Search the listing for "eyedropper" and copy every line where it appears.
══════════════════════════════
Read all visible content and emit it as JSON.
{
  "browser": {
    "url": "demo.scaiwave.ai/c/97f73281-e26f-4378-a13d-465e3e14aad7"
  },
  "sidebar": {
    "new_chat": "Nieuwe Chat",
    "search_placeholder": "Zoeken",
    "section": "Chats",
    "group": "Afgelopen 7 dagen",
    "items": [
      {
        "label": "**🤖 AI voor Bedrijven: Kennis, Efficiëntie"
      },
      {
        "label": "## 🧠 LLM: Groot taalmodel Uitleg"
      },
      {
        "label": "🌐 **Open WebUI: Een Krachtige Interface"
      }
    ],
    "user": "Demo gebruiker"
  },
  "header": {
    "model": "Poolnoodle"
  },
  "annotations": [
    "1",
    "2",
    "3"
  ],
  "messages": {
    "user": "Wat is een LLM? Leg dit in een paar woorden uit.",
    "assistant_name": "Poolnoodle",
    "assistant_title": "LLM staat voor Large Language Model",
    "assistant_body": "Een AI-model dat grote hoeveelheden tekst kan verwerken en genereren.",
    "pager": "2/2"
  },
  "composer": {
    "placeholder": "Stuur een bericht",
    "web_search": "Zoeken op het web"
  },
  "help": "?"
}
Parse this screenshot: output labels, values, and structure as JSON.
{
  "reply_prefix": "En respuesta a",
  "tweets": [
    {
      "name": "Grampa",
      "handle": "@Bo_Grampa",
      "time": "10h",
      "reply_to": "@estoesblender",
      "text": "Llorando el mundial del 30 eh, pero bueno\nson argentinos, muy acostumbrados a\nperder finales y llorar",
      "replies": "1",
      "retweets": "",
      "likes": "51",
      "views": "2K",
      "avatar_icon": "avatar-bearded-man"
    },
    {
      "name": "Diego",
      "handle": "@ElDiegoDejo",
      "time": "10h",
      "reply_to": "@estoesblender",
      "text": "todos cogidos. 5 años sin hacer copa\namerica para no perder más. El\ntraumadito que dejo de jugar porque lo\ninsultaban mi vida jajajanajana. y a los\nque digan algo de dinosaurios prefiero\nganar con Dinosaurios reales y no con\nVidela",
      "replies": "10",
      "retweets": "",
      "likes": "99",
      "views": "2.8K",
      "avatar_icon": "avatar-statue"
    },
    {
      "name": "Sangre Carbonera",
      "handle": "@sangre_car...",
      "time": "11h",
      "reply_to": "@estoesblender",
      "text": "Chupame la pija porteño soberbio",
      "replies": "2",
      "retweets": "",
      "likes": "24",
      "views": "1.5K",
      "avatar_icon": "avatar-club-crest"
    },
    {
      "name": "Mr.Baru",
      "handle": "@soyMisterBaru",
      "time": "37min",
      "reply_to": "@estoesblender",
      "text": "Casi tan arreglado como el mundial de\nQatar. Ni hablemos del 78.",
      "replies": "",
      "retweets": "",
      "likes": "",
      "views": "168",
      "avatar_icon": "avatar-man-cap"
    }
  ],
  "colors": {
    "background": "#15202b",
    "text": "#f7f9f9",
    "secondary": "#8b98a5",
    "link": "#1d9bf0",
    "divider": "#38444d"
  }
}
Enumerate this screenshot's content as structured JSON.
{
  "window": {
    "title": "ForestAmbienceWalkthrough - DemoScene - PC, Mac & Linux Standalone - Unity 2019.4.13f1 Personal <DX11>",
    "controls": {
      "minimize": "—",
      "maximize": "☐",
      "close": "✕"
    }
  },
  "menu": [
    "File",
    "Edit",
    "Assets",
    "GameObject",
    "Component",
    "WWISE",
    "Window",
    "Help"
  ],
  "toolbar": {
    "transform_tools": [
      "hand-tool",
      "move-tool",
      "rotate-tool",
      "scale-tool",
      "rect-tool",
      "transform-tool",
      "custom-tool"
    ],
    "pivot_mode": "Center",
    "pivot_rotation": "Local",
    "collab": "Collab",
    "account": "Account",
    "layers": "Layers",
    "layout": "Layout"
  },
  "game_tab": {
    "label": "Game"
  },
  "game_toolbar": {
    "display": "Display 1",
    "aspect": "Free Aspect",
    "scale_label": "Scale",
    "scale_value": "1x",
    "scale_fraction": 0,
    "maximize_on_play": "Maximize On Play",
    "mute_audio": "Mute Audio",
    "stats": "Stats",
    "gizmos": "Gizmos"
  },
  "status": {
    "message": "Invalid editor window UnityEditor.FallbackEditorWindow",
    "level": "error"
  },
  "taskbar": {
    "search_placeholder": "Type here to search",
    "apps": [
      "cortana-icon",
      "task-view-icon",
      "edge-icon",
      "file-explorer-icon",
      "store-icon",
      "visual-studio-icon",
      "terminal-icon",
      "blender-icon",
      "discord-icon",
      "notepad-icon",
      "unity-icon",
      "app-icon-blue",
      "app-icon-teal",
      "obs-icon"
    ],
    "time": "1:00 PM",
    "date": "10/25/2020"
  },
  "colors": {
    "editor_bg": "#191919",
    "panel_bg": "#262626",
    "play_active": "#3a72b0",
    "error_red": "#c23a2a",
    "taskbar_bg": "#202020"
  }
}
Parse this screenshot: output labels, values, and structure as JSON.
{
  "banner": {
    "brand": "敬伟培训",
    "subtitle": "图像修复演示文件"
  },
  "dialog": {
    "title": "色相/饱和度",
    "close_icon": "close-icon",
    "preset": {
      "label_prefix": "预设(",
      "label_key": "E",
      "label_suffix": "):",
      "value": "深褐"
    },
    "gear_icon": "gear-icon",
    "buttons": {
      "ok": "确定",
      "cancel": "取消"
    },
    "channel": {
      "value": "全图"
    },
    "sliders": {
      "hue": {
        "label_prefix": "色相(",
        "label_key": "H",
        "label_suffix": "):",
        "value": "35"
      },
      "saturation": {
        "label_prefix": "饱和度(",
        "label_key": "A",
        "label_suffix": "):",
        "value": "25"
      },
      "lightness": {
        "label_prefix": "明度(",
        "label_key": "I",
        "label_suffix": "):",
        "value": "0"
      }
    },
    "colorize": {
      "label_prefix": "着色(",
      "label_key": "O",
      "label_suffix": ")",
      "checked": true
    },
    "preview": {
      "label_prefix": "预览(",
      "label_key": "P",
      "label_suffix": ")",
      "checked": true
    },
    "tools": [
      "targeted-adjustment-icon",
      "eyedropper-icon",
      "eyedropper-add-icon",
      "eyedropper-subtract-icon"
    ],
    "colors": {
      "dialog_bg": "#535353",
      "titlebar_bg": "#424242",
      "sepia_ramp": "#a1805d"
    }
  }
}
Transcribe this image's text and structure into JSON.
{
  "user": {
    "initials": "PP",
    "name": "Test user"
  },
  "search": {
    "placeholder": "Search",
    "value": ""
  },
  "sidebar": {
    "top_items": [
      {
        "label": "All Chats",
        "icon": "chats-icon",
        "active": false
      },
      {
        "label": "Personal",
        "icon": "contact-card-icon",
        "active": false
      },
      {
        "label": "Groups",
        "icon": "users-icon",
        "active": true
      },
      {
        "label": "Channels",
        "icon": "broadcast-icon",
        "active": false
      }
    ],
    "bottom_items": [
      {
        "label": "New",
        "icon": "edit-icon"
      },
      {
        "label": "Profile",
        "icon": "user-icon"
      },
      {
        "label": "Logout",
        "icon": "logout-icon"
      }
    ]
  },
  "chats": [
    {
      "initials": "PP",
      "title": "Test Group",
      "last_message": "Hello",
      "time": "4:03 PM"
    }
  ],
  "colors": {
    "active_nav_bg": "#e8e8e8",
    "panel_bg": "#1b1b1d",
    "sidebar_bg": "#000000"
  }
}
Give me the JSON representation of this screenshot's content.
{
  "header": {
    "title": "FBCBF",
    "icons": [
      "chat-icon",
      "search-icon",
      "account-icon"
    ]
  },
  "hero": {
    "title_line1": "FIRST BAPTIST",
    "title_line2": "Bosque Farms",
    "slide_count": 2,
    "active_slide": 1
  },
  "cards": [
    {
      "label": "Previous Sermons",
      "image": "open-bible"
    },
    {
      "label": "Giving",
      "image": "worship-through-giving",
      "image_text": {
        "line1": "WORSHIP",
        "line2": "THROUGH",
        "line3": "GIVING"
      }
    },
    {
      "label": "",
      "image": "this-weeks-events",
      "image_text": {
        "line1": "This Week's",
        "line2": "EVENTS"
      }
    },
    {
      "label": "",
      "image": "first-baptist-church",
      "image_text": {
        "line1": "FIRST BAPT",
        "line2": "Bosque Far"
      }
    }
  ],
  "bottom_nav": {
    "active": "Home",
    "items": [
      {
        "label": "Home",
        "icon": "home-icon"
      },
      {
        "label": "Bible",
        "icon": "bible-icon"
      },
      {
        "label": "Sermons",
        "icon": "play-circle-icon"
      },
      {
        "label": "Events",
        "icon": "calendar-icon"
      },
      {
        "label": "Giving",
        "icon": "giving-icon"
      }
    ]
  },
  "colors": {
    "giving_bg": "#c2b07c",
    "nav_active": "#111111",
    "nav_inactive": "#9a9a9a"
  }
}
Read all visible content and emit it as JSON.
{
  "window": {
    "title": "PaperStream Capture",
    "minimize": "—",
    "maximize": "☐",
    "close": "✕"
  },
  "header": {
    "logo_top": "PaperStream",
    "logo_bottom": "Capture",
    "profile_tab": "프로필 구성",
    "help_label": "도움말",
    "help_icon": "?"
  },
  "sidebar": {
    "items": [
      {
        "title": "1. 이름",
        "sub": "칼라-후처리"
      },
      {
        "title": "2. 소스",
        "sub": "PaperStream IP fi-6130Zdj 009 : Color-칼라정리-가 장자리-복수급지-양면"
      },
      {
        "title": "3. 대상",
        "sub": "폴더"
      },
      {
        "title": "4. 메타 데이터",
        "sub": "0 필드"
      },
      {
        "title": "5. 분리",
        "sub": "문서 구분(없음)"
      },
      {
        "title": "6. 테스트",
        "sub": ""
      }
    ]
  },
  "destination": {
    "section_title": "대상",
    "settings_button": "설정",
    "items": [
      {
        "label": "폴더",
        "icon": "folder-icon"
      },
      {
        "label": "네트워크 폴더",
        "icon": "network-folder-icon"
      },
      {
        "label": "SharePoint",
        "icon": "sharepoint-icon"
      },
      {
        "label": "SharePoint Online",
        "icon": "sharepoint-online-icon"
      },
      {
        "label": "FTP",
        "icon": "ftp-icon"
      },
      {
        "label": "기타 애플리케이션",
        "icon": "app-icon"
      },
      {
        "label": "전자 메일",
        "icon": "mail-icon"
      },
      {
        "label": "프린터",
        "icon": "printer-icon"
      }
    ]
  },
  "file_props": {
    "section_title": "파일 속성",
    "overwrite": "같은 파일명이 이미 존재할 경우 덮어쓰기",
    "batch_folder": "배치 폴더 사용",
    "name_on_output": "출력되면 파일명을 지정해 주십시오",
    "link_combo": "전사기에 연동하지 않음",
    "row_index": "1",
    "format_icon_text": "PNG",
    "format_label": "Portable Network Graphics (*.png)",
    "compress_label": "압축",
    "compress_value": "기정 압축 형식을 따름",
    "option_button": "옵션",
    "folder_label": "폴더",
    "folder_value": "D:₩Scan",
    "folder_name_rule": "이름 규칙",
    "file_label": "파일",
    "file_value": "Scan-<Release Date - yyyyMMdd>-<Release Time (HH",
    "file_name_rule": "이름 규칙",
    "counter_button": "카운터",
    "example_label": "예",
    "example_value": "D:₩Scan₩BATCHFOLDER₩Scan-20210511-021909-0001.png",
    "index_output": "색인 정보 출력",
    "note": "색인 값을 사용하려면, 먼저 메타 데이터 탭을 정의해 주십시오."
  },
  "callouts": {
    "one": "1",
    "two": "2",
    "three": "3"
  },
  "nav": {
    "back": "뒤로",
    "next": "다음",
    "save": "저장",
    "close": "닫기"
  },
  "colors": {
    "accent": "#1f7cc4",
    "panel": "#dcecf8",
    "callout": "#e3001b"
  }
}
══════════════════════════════
■ **Answer space**:
      "eyedropper-icon",
      "eyedropper-add-icon",
      "eyedropper-subtract-icon"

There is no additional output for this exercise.